This past weekend the Cardinal competed in the 123rd annual Big Meet against Cal in a battle that never threatens to disappoint. The women’s team ran away with an 85-74 victory on the back of Olivia Baker, and the men’s team came close, losing by a score of 91-70.
Baker, the reigning Pac-12 400m champion, broadened her range just a bit and took the 100m and 200m, following that up with her bread and butter 4*400m anchor leg. Once again, she made it into a photo finish by beating out Cal’s Rebecca Croft on the final turn. The relay combined for a 3:41.79s and won the event for the 7th straight year.
On the men’s side, Isaiah Brandt-Sims matched Baker by winning the 100m and 200m, along with a relay--the 4*100m in his case. Jack Uudame was also a member of that winning relay, taking the long jump and high jump crowns as well.
The Cardinal swept the women’s javelin with Mackenzie Little (171’ 10”), Jenna Gray (160’ 9”), and Victoria Smith (150’ 2”) going 1 2 and 3. Then they followed that up with Lena Giger’s win in the shot put with a throw of 55’ 5.5”, a personal best by over 9” that moved her up to No. 3 on Stanford’s all-time list.
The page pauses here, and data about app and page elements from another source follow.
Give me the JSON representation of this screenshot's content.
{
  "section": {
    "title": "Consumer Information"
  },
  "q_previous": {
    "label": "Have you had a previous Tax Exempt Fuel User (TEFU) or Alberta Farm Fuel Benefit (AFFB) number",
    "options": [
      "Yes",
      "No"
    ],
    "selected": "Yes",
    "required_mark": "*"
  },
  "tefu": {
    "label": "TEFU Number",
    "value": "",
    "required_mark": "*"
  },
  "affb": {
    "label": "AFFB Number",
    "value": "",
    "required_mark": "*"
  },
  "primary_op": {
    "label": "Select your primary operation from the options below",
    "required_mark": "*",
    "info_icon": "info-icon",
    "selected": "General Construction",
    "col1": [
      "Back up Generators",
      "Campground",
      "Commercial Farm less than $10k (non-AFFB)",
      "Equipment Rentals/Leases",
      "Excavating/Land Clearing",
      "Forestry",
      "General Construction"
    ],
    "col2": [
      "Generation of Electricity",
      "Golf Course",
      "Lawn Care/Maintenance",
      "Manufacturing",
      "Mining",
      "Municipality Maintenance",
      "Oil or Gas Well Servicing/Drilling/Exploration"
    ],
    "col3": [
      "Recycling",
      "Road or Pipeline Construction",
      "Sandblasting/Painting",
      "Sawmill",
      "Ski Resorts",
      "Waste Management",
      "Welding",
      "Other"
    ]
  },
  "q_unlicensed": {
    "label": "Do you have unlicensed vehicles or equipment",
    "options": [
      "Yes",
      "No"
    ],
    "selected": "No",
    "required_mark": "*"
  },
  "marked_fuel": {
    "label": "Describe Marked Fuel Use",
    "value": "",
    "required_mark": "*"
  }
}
Michael Painter won the men’s hammer throw with a personal best of 219’ 3”, moving him up to No. 8 in Stanford history. Those points coming from him can be considered icing on top of the cake because in reality, he is a graduate student at Stanford studying computer science. However, since he came in from the University of Cambridge and did not compete all of those years, the NCAA deemed him a junior in eligibility and now he can compete in the red in white.
"You love having an older guy like that who just brings a professionalism and maturity every day that affects that whole group really positively," said Chris Miltenberg, Stanford's Franklin. P. Johnson Director of Track and Field "When you add a grad transfer, the No. 1 thing you're looking for is that level of maturity and professionalism that helps your younger athletes."
This fall’s No. 5 finisher at the NCAA Cross Country Championships, Grant Fisher, made his hilly anticipated return to the track this past weekend, winning the 1500m in 3:46.18s, coming in hot on the final straightaway.
The women’s 800m was a show as well. Stanford had 4 runners finish under the 2:08s mark. Elise Cranny came in first at 2:05.43s, followed by Malika Waschmann in 2:05.77s, then Christina Aragon (2:06.21s) and Sarah Walker (2:07.88s) in 4th and 5th respectively. Showcasing that much depth in the event only shines a positive light on the 4*800m the team plans to run at the renowned Penn Relays in 3 weeks—which I’ll actually be competing at myself.
"What we just told them is we value how we compete," Miltenberg said. "Do we come out and compete to the best of our ability no matter where the situation is? The score isn't really part of that. Today, in every single spot that we lined up – men or women -- we competed incredibly tough, overachieved.
"And right now, the way we're training, we're not ready for this. We're in a deep heavy work phase right now where we just come out and grind when we weren't really feeling great. And to me, that says a lot about where we're headed in the spring. But more than anything, it was how tough we competed every chance we got. I'm really proud of that and excited about it."
Stanford’s eyes are set on the postseason, and these early season meets are only used as workouts to train for that ultimate goal. There is more than meets the eye with these final scores.